Patston attempts to bolster his argument by appealing to an alternate view which takes the cycles as undesirable or a result of sin. This is a straw man argument, for the issue is not the desirability of the cycles but rather their immutability. Most scholars think the point is that the cycles are unaffected by human endeavour (hence linking the cycles to the preceding verse). Human beings have no ultimate bearing on the world in which they live, they are thus inconsequential, their efforts and labours achieve nothing (cf. Eccl 1:9–11).
The crux for the interpretation is verse 8. As Longman says, “[t]his verse is pivotal in establishing the pessimistic tone of this section of the text” (NICOT, p. 71). Patston seeks to establish a positive reading by suggesting that verse 8 turns the focus from God’s creation to human words. The basis of the argument is that the Hebrew דבר can mean both “word” and “thing” and the former seems to reflect the use of the term elsewhere in Eccles, particularly in verse 10.
However, there are a number of problems for this reading which I think seriously undermine its viability. First, the text reads כל הדברים יגעים (lit. “all the things/words are weary”). The presence of the article on the noun דבר is noteworthy — which words/things is Qohelet referring to when he says “the words/things”? Elsewhere such uses of the article with דבר employ a restrictive phrase (a relative clause such as “the words/things which…” or a construct “the words/things of…”) to define which words/things are on view. Without such a restrictive phrase it is most probable that this is an anaphoric use of the article and so the term here refers back to the list of cycles just completed. Hence “things” not “words.”

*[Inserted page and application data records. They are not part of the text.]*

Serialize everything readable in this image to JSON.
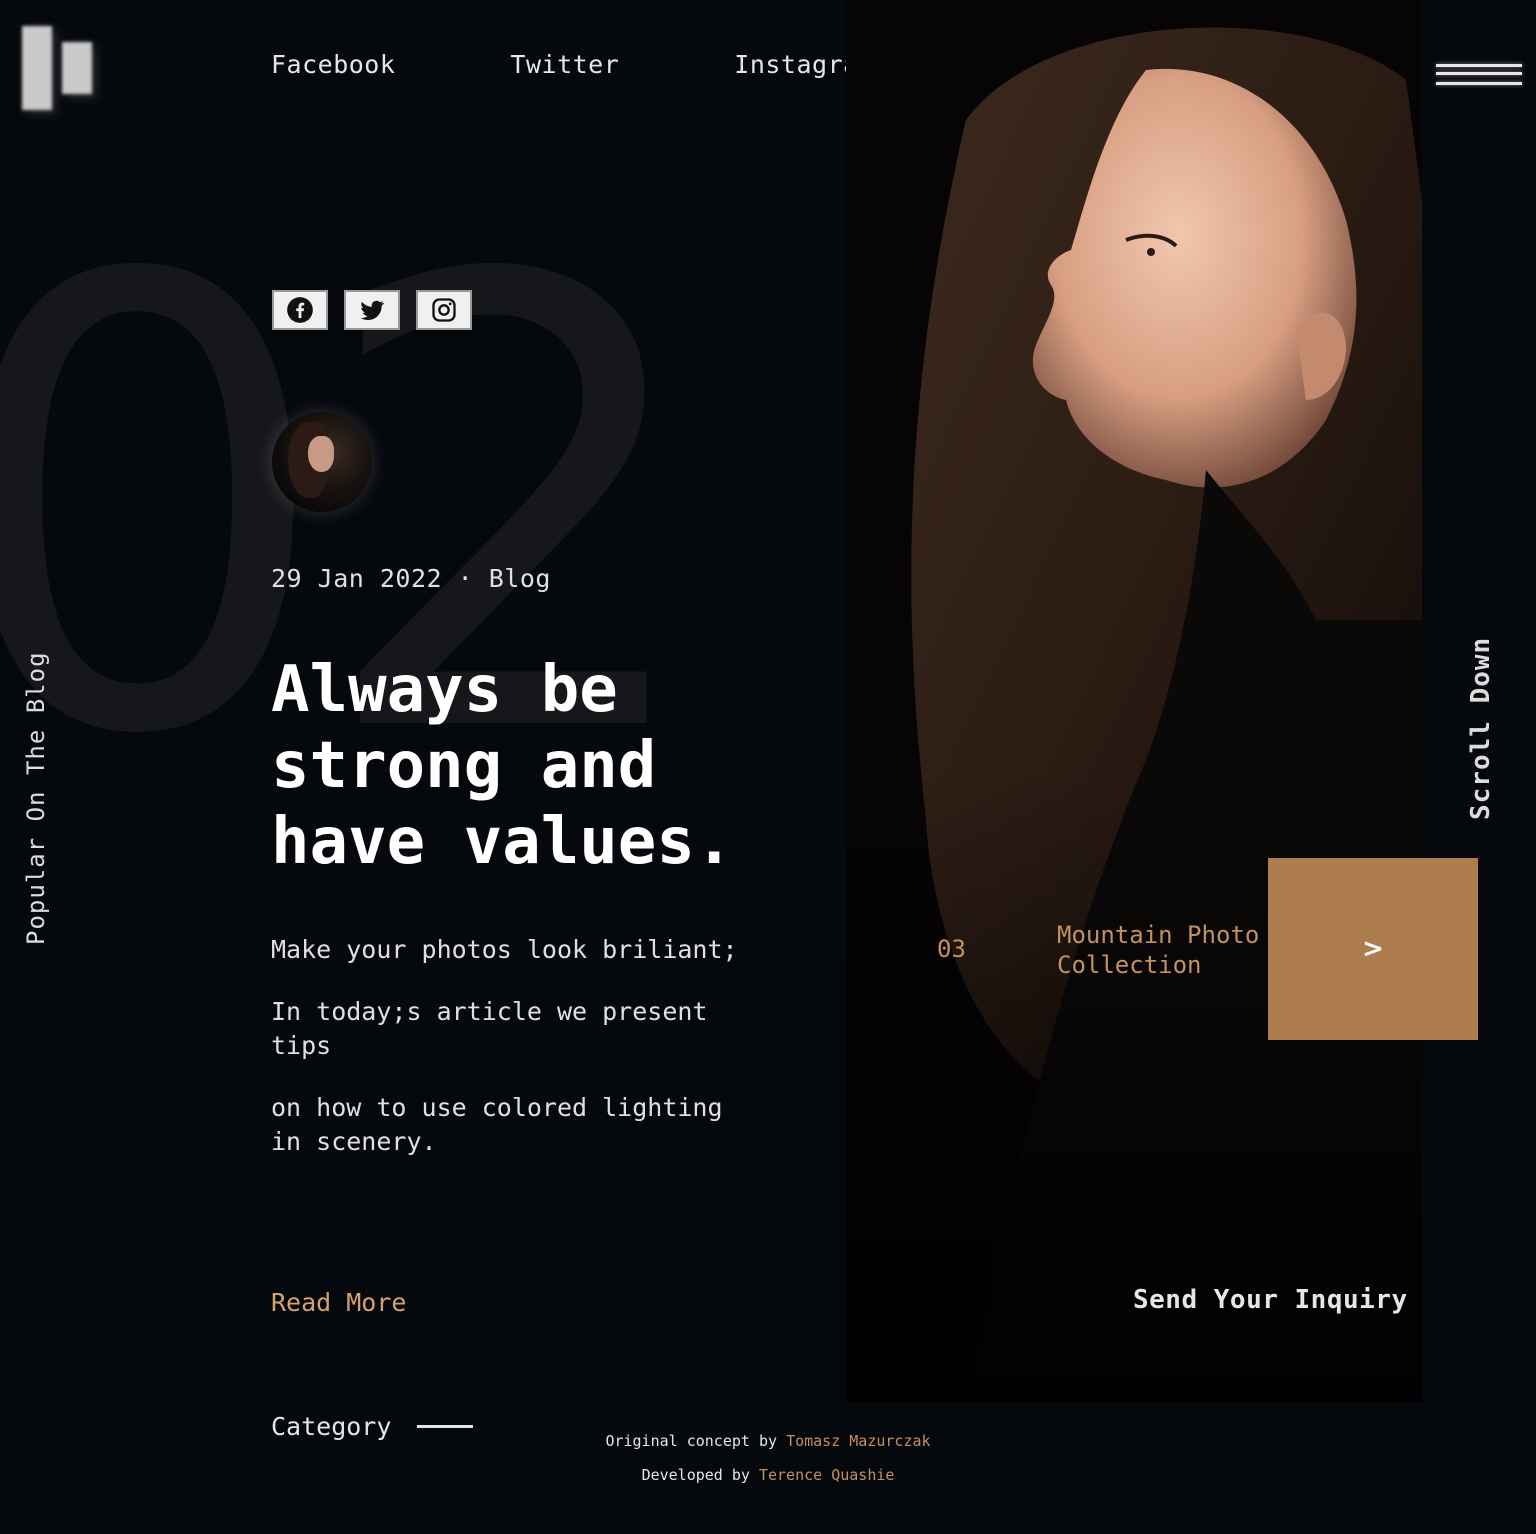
{
  "nav": {
    "links": [
      "Facebook",
      "Twitter",
      "Instagram"
    ]
  },
  "background_number": "02",
  "side_label": "Popular On The Blog",
  "social_icons": [
    "facebook-icon",
    "twitter-icon",
    "instagram-icon"
  ],
  "post": {
    "date": "29 Jan 2022",
    "separator": "·",
    "category": "Blog",
    "title_lines": [
      "Always be",
      "strong and",
      "have values."
    ],
    "paragraphs": [
      "Make your photos look briliant;",
      "In today;s article we present tips",
      "on how to use colored lighting in scenery."
    ],
    "read_more": "Read More"
  },
  "category_label": "Category",
  "credits": {
    "line1_prefix": "Original concept by",
    "line1_name": "Tomasz Mazurczak",
    "line2_prefix": "Developed by",
    "line2_name": "Terence Quashie"
  },
  "scroll_down": "Scroll Down",
  "next_item": {
    "number": "03",
    "title": "Mountain Photo Collection",
    "button_glyph": ">"
  },
  "inquiry": "Send Your Inquiry",
  "colors": {
    "background": "#05080c",
    "accent": "#c4915e",
    "button": "#ad7d4d",
    "text": "#e6e6e6"
  }
}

Furthermore, most translations get the adjective יגעים ‘weary’ wrong. It does not mean “wearisome” but “weary.”1 All the things don’t make us weary, they are themselves said to be weary. This makes best sense if it is the endless unchanging cycles which are (anthropomorphically) said to be weary rather than all words which are somehow themselves weary. (There are other ways to say something makes you weary such as using the hiphil of לאה.) It fits very well with the earlier anthropomorphic description of the Sun panting (שאף) to return from sunset to sunrise in verse 5.
It is also worth noting that דבר has a sufficiently broad semantic range and is so common a word that it can be used with quite different meanings within the space of only a couple of verses (e.g. Gen 15:1). Hence it should not be surprising that the meaning can be different in verse 8 and 10, particularly in the light of the syntactical clues noted above. Likewise, I think verses 9–11 are distinctly negative.
Finally, to the question of whether Qohelet is a believer or not, the answer is not simple. While it is clear that Qohelet is a theist with a strong sense of God’s sovereignty, most scholars believe that Qohelet’s God is distant and inaccessible (e.g. Dumbrell, The Faith of Israel, 242–43). Qohelet never speaks of God’s love or compassion, he never appeals to God for an answer to the questions he poses, he never points to God as the answer to life’s incomprehensibility. He even makes claims which run counter to the remainder of the Bible. Furthermore, the association with Solomon is also double-edged, for while Solomon was the wisest man, he was deeply flawed (as 1Kings 11 reveals).
In conclusion, then, while the message of the talks is pleasing, I can’t agree that the message accurately represents the message of Ecclesiastes.
1. See Dominic Rudman, Determinism in the Book of Ecclesiastes (Continuum, 2001) 80–82 for discussion of this term.